[Collected data]
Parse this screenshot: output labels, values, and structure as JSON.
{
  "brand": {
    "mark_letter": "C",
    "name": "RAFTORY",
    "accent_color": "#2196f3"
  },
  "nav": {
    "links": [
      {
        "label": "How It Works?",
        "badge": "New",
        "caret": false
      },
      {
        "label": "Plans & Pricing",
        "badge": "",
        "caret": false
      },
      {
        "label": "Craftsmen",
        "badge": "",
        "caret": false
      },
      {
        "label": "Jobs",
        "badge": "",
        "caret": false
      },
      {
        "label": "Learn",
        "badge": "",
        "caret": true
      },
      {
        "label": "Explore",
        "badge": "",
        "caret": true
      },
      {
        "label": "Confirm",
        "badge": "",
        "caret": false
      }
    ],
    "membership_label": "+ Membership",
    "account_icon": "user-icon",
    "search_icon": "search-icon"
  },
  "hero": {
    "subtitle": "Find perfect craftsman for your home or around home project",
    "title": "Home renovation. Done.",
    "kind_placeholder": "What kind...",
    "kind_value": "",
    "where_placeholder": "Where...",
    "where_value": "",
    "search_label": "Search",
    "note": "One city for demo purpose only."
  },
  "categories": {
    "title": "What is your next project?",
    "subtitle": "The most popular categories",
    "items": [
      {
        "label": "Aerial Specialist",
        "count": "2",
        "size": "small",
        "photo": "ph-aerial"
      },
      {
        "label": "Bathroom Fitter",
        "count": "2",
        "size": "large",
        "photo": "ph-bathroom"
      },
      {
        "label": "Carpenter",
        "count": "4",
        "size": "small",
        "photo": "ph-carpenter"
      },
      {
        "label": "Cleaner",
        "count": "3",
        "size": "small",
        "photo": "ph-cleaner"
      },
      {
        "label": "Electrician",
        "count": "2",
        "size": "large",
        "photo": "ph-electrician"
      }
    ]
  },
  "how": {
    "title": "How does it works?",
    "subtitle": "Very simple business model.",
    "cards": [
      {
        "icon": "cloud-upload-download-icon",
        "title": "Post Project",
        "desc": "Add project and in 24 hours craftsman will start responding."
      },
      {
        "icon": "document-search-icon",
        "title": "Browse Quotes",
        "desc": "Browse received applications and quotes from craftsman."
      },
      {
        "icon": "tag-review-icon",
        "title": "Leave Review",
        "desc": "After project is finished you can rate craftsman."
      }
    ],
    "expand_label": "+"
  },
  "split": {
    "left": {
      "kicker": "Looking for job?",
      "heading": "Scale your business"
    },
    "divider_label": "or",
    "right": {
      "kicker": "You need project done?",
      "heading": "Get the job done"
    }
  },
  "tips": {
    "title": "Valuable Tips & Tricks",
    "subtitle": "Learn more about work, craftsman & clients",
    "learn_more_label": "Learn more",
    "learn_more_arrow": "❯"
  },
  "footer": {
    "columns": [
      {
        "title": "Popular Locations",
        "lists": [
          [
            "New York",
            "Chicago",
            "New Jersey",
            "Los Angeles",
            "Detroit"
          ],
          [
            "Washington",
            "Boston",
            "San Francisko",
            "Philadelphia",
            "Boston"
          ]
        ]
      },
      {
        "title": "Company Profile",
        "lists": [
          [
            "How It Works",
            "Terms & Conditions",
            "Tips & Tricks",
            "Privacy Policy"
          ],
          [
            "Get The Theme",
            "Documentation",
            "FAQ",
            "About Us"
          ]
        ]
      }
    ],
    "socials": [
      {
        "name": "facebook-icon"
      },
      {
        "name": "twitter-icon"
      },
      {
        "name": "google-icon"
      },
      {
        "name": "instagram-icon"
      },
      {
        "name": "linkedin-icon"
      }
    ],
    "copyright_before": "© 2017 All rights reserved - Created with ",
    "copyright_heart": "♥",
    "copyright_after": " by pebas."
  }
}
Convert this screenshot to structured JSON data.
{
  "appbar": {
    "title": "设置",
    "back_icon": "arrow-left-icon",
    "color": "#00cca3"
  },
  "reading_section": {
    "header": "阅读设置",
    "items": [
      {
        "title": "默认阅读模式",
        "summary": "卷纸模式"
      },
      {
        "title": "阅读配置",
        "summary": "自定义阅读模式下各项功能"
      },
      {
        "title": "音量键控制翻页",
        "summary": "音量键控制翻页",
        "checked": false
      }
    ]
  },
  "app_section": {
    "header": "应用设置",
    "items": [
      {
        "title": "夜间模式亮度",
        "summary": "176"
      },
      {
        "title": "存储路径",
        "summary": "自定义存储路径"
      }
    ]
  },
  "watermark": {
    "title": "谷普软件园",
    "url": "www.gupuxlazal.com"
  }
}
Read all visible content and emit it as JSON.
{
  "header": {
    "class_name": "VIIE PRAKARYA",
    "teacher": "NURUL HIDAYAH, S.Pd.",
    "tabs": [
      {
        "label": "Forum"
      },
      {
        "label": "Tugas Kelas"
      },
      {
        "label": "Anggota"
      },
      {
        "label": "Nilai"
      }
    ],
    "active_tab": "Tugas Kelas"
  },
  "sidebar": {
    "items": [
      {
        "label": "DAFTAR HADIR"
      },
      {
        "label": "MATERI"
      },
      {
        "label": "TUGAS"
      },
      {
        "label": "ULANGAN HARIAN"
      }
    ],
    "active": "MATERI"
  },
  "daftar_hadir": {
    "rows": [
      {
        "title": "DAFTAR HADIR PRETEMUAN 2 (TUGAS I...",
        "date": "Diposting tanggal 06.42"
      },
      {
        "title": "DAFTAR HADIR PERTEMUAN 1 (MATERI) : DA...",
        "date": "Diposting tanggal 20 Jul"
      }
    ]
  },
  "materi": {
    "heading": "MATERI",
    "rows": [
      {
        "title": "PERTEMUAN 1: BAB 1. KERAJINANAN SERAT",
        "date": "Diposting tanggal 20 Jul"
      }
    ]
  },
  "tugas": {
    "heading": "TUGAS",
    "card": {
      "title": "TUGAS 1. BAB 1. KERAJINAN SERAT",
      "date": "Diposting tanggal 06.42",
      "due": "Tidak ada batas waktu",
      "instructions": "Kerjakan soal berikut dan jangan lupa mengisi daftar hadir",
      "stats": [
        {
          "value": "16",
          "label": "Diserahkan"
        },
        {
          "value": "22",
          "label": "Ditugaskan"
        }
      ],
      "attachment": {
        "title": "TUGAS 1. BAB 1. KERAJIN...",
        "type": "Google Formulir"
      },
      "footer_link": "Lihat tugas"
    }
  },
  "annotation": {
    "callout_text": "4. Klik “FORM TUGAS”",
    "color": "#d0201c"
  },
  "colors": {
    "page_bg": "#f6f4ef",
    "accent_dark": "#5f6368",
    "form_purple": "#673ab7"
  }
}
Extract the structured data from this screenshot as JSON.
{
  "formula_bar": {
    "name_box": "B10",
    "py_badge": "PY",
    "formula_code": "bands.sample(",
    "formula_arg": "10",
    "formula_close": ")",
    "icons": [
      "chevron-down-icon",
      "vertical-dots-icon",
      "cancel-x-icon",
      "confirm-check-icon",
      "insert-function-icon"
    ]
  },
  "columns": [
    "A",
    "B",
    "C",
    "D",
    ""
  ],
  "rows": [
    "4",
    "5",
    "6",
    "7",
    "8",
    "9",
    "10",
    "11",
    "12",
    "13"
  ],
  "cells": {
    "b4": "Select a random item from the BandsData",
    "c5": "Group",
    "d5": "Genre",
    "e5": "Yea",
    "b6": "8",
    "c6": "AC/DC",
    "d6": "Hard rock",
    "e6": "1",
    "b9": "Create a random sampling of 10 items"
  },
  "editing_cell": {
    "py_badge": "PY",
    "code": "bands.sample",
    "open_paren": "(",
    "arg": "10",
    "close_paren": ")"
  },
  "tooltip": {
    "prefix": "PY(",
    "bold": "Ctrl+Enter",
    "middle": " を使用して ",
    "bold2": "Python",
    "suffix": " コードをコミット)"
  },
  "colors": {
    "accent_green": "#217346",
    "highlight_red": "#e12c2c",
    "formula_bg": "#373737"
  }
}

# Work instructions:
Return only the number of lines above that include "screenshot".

# Exercise response:
3